a":{},"headers":{},"delivery_protocol":null,"reception_protocol":"ESMTP","nod
eid":"4eb22880-dc03-44dc-a4d1-4d0e68ac7845"}
waiting for more files

The above example is shown artificially wrapped for the purposes of displaying nicely in this documentation. The actual log records are not output with wrapping.

Manually

We can take a look at a specific log by decompressing it and since these are zstd compressed, you can view all but the current one with zstdcat. ZSTD is a streaming compression utility so the current file cannot be accessed until it is flushed and closed. You can force the current log to close by stopping KumoMTA.

The default for log segments is to flush them after 1GB of data is written, but you can adjust them to flush after a certain amount of time if you find that you are regularly wanting to inspect the logs on a live system.

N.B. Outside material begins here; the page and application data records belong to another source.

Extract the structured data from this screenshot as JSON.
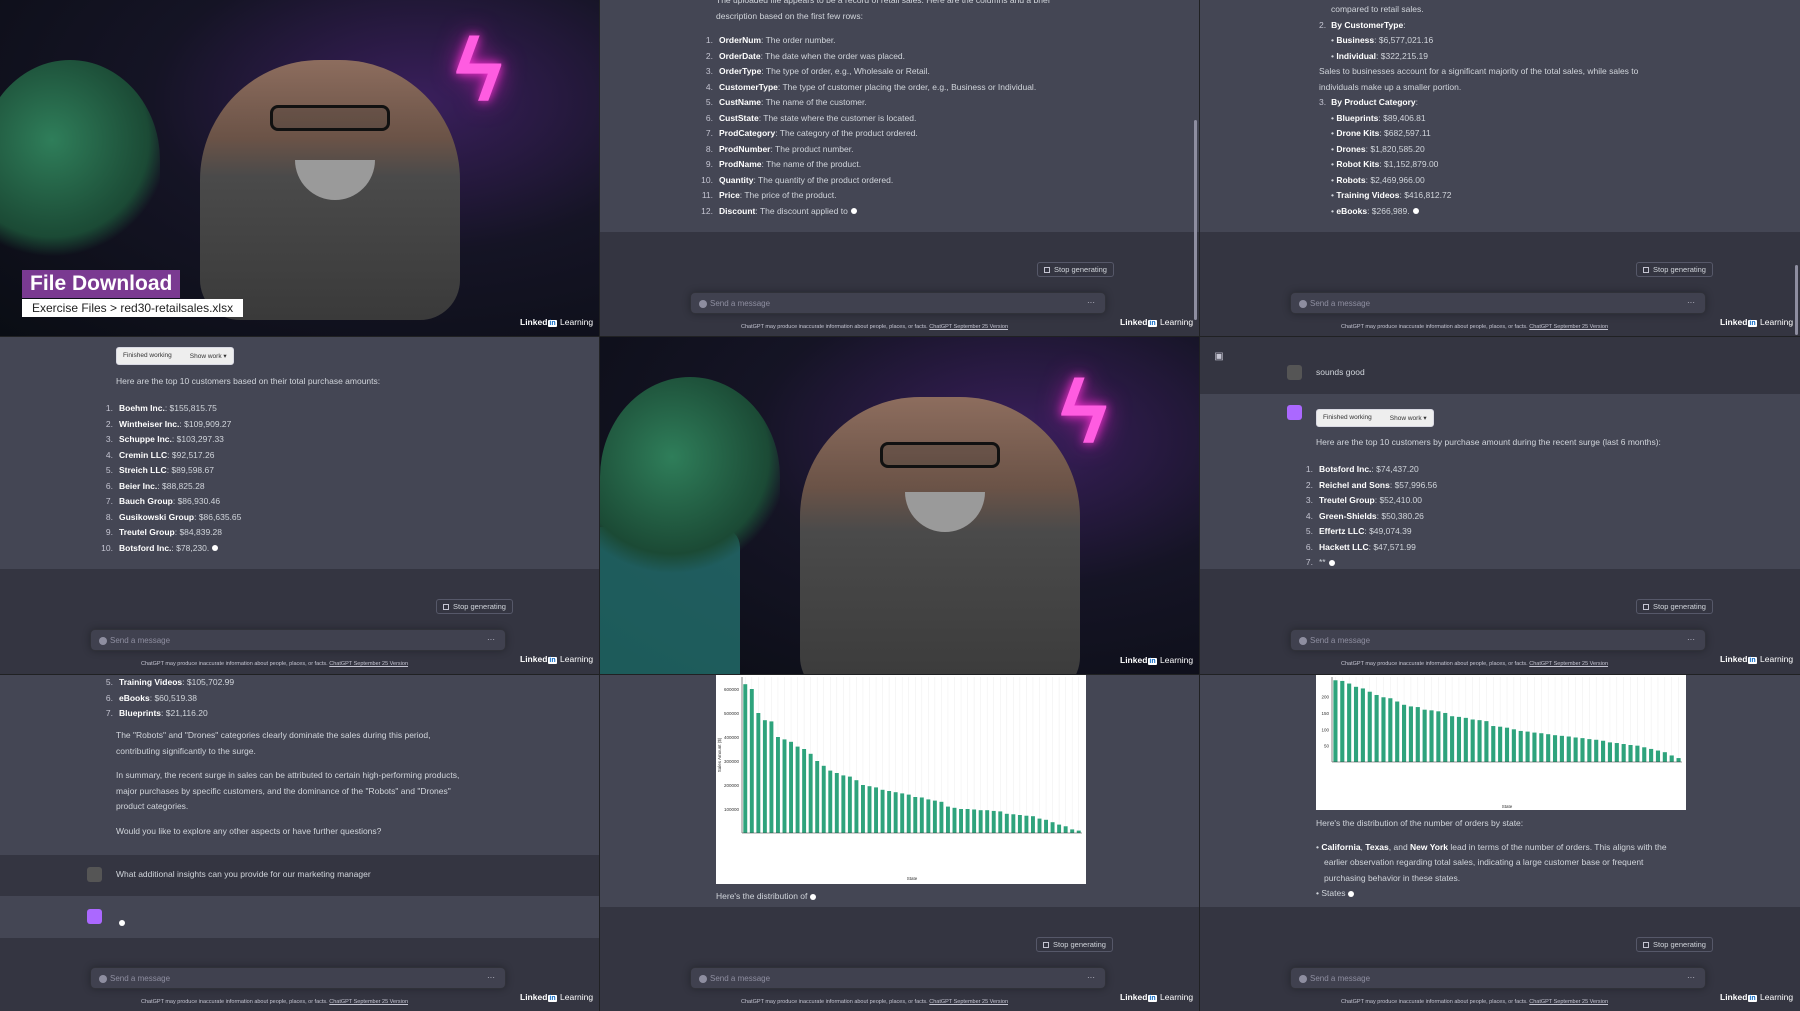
{
  "video": {
    "title": "File Download",
    "subtitle": "Exercise Files > red30-retailsales.xlsx",
    "brand_text": "Linked",
    "brand_in": "in",
    "brand_suffix": "Learning"
  },
  "common": {
    "stop_label": "Stop generating",
    "placeholder": "Send a message",
    "disclaimer": "ChatGPT may produce inaccurate information about people, places, or facts.",
    "disclaimer_link": "ChatGPT September 25 Version",
    "more": "···",
    "finished": "Finished working",
    "show_work": "Show work"
  },
  "panel_columns": {
    "intro": "The uploaded file appears to be a record of retail sales. Here are the columns and a brief",
    "intro2": "description based on the first few rows:",
    "items": [
      {
        "n": "1.",
        "k": "OrderNum",
        "v": ": The order number."
      },
      {
        "n": "2.",
        "k": "OrderDate",
        "v": ": The date when the order was placed."
      },
      {
        "n": "3.",
        "k": "OrderType",
        "v": ": The type of order, e.g., Wholesale or Retail."
      },
      {
        "n": "4.",
        "k": "CustomerType",
        "v": ": The type of customer placing the order, e.g., Business or Individual."
      },
      {
        "n": "5.",
        "k": "CustName",
        "v": ": The name of the customer."
      },
      {
        "n": "6.",
        "k": "CustState",
        "v": ": The state where the customer is located."
      },
      {
        "n": "7.",
        "k": "ProdCategory",
        "v": ": The category of the product ordered."
      },
      {
        "n": "8.",
        "k": "ProdNumber",
        "v": ": The product number."
      },
      {
        "n": "9.",
        "k": "ProdName",
        "v": ": The name of the product."
      },
      {
        "n": "10.",
        "k": "Quantity",
        "v": ": The quantity of the product ordered."
      },
      {
        "n": "11.",
        "k": "Price",
        "v": ": The price of the product."
      },
      {
        "n": "12.",
        "k": "Discount",
        "v": ": The discount applied to"
      }
    ]
  },
  "panel_breakdown": {
    "top": "compared to retail sales.",
    "h2": "2.",
    "h2_label": "By CustomerType",
    "ct": [
      {
        "k": "Business",
        "v": ": $6,577,021.16"
      },
      {
        "k": "Individual",
        "v": ": $322,215.19"
      }
    ],
    "note": "Sales to businesses account for a significant majority of the total sales, while sales to",
    "note2": "individuals make up a smaller portion.",
    "h3": "3.",
    "h3_label": "By Product Category",
    "pc": [
      {
        "k": "Blueprints",
        "v": ": $89,406.81"
      },
      {
        "k": "Drone Kits",
        "v": ": $682,597.11"
      },
      {
        "k": "Drones",
        "v": ": $1,820,585.20"
      },
      {
        "k": "Robot Kits",
        "v": ": $1,152,879.00"
      },
      {
        "k": "Robots",
        "v": ": $2,469,966.00"
      },
      {
        "k": "Training Videos",
        "v": ": $416,812.72"
      },
      {
        "k": "eBooks",
        "v": ": $266,989."
      }
    ]
  },
  "panel_top10": {
    "intro": "Here are the top 10 customers based on their total purchase amounts:",
    "items": [
      {
        "n": "1.",
        "k": "Boehm Inc.",
        "v": ": $155,815.75"
      },
      {
        "n": "2.",
        "k": "Wintheiser Inc.",
        "v": ": $109,909.27"
      },
      {
        "n": "3.",
        "k": "Schuppe Inc.",
        "v": ": $103,297.33"
      },
      {
        "n": "4.",
        "k": "Cremin LLC",
        "v": ": $92,517.26"
      },
      {
        "n": "5.",
        "k": "Streich LLC",
        "v": ": $89,598.67"
      },
      {
        "n": "6.",
        "k": "Beier Inc.",
        "v": ": $88,825.28"
      },
      {
        "n": "7.",
        "k": "Bauch Group",
        "v": ": $86,930.46"
      },
      {
        "n": "8.",
        "k": "Gusikowski Group",
        "v": ": $86,635.65"
      },
      {
        "n": "9.",
        "k": "Treutel Group",
        "v": ": $84,839.28"
      },
      {
        "n": "10.",
        "k": "Botsford Inc.",
        "v": ": $78,230."
      }
    ]
  },
  "panel_surge": {
    "user_msg": "sounds good",
    "intro": "Here are the top 10 customers by purchase amount during the recent surge (last 6 months):",
    "items": [
      {
        "n": "1.",
        "k": "Botsford Inc.",
        "v": ": $74,437.20"
      },
      {
        "n": "2.",
        "k": "Reichel and Sons",
        "v": ": $57,996.56"
      },
      {
        "n": "3.",
        "k": "Treutel Group",
        "v": ": $52,410.00"
      },
      {
        "n": "4.",
        "k": "Green-Shields",
        "v": ": $50,380.26"
      },
      {
        "n": "5.",
        "k": "Effertz LLC",
        "v": ": $49,074.39"
      },
      {
        "n": "6.",
        "k": "Hackett LLC",
        "v": ": $47,571.99"
      },
      {
        "n": "7.",
        "k": "",
        "v": "**"
      }
    ]
  },
  "panel_summary": {
    "items": [
      {
        "n": "5.",
        "k": "Training Videos",
        "v": ": $105,702.99"
      },
      {
        "n": "6.",
        "k": "eBooks",
        "v": ": $60,519.38"
      },
      {
        "n": "7.",
        "k": "Blueprints",
        "v": ": $21,116.20"
      }
    ],
    "p1": "The \"Robots\" and \"Drones\" categories clearly dominate the sales during this period,",
    "p1b": "contributing significantly to the surge.",
    "p2": "In summary, the recent surge in sales can be attributed to certain high-performing products,",
    "p2b": "major purchases by specific customers, and the dominance of the \"Robots\" and \"Drones\"",
    "p2c": "product categories.",
    "p3": "Would you like to explore any other aspects or have further questions?",
    "user_msg": "What additional insights can you provide for our marketing manager"
  },
  "panel_chart1": {
    "caption": "Here's the distribution of",
    "chart_data": {
      "type": "bar",
      "xlabel": "State",
      "ylabel": "Sales Amount ($)",
      "yticks": [
        "100000",
        "200000",
        "300000",
        "400000",
        "500000",
        "600000"
      ],
      "values": [
        620000,
        600000,
        500000,
        470000,
        465000,
        400000,
        390000,
        380000,
        360000,
        350000,
        330000,
        300000,
        280000,
        260000,
        250000,
        240000,
        235000,
        220000,
        200000,
        195000,
        190000,
        180000,
        175000,
        170000,
        165000,
        160000,
        150000,
        148000,
        140000,
        135000,
        130000,
        110000,
        105000,
        100000,
        100000,
        98000,
        95000,
        95000,
        92000,
        90000,
        80000,
        78000,
        75000,
        72000,
        70000,
        60000,
        55000,
        45000,
        35000,
        28000,
        15000,
        10000
      ]
    }
  },
  "panel_chart2": {
    "caption": "Here's the distribution of the number of orders by state:",
    "b1a": "California",
    "b1b": ", ",
    "b1c": "Texas",
    "b1d": ", and ",
    "b1e": "New York",
    "b1f": " lead in terms of the number of orders. This aligns with the",
    "b1g": "earlier observation regarding total sales, indicating a large customer base or frequent",
    "b1h": "purchasing behavior in these states.",
    "b2": "States",
    "chart_data": {
      "type": "bar",
      "xlabel": "State",
      "yticks": [
        "50",
        "100",
        "150",
        "200"
      ],
      "values": [
        250,
        248,
        240,
        230,
        225,
        215,
        205,
        198,
        195,
        185,
        175,
        170,
        168,
        160,
        158,
        155,
        150,
        140,
        138,
        135,
        130,
        128,
        125,
        110,
        108,
        105,
        100,
        95,
        93,
        90,
        88,
        85,
        82,
        80,
        78,
        75,
        73,
        70,
        68,
        65,
        60,
        58,
        55,
        52,
        50,
        45,
        40,
        35,
        30,
        20,
        12
      ]
    }
  }
}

kumo.configure_local_logs has all of the available logging configuration options.

Using the example above, we can see the content of the newest file after stopping KumoMTA with a zstdcat /var/log/kumomta/20230314-181435.

If you have not done so already, you will want to install zstd with a (dnf or) apt install zstd. Below there is a sample of a decompressed received log:

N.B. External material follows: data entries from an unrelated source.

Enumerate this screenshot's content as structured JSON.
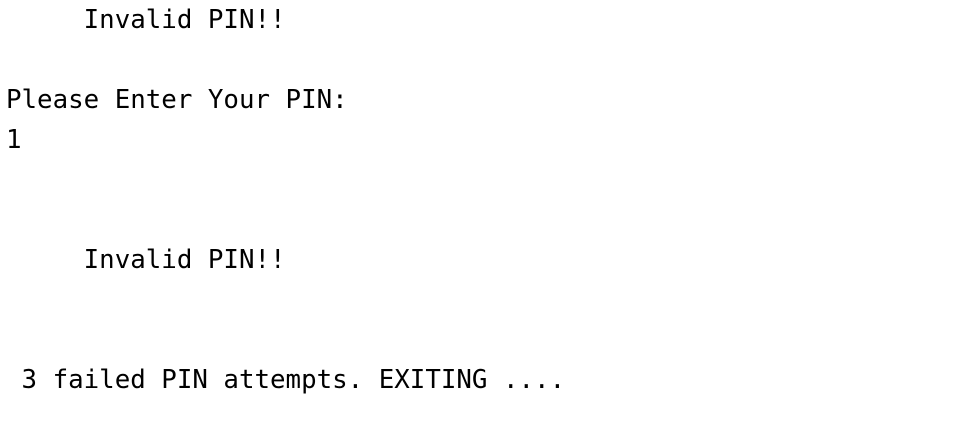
{
  "terminal": {
    "lines": [
      "     Invalid PIN!!",
      "",
      "Please Enter Your PIN:",
      "1",
      "",
      "",
      "     Invalid PIN!!",
      "",
      "",
      " 3 failed PIN attempts. EXITING ...."
    ]
  }
}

$ zstdcat /var/log/kumomta/20230428-201424_recv`
{"type":"Reception","id":"44d70f50e60111ed8162000d3afc4acf","sender":"noreply@example.com",
"recipient":"recipient@example.com","queue":"example.com","site":"","size":27,
"response":{"code":250,"enhanced_code":null,"content":"","command":null},
"peer_address":{"name":"","addr":"127.0.0.1"},"timestamp":1682712864,"created":1682712864,
"num_attempts":0,"bounce_classification":"Uncategorized","egress_pool":null,"egress_source":null,
"feedback_report":null,"meta":{},"headers":{"Subject":"hello"}}

These JSON formatted logs can be programatically consumed or read manually as shown above for debugging and maintenance.

Formatting can also be applied using the Mini Jinja tempating engine.